Strong form is important to me– but my forms are usually free of beads, joints, throwing lines, and other complications. I like my forms to have their own resolute presence, but I like the idea of a smooth landscape. I guess my subconscious sees figural forms, with soft curves, subtle shadows, and quiet seductive voices.

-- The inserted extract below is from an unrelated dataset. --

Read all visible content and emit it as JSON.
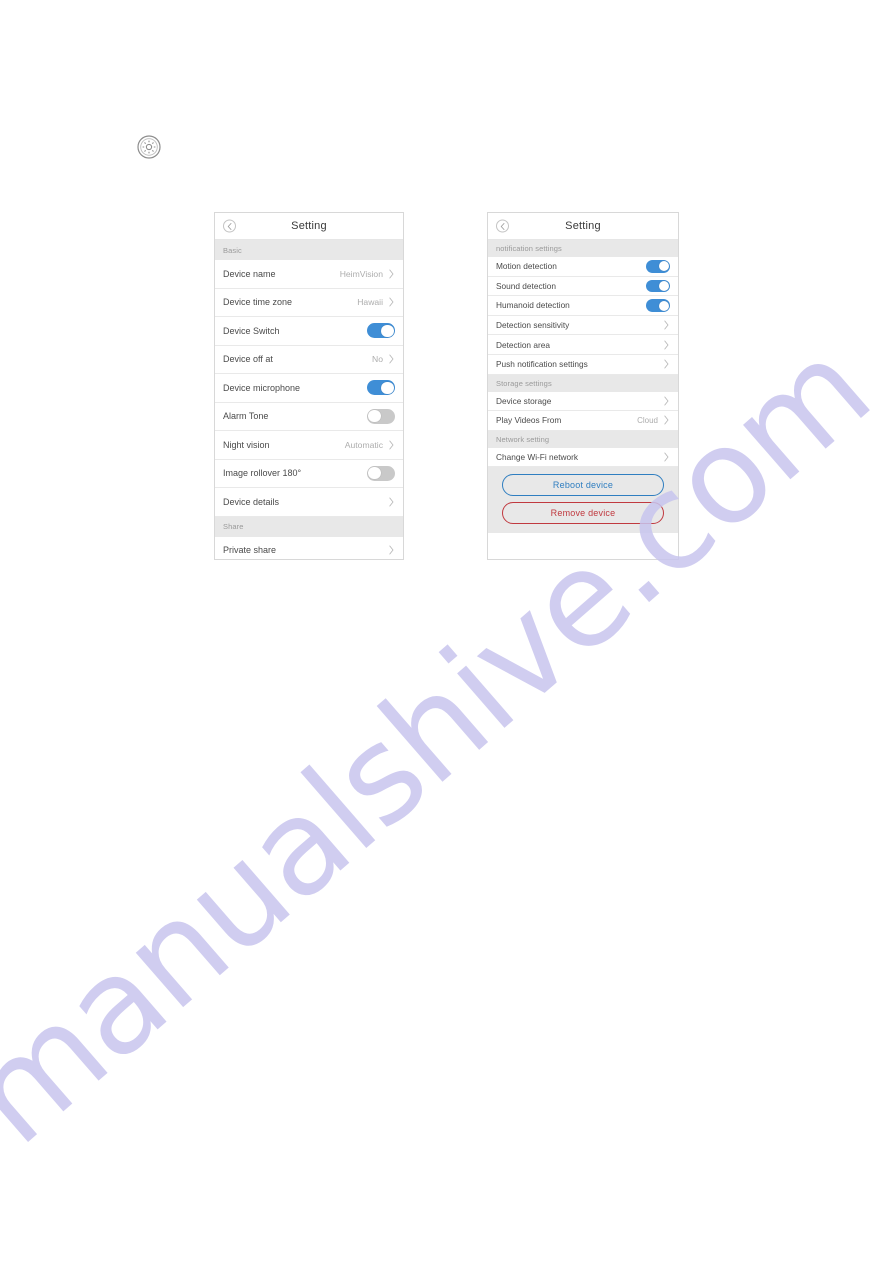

As a kid, I was always drawing. It’s just what I did when I got bored… and eventually it brought me to study art in college. Starting out at the university, I worked in two-dimensional mediums like ink and acrylic paint. When registering for my second year of college on campus, I decided to take an intro ceramics class on a whim. I got hooked on the wheel and decided to go on to the intermediate class. It took me a couple of semesters before I started decorating my surfaces with more than just a layer of “shop glaze”. I wanted to bring my two-dimensional background back into play by using stained slips on my work. Recently, I have been atmospheric firing in salt and incorporating sgraffito lines into the painted slips. With my salt-fired work, I use a reactive clay body that flashes warm tones of peach and orange when bare and fired in oxidation, and only recently have I combined glaze, salt-fired bare clay, slip, and sgraffito into my work. For me, the idea of holding a cup in my hand is as nearly as intimate as getting to know the lips of a loved one. It takes time to grow into a cup. How it feels in my hand, how the rim invites me to drink, and whether the rim drips when I pull it away are all things that change with every cup.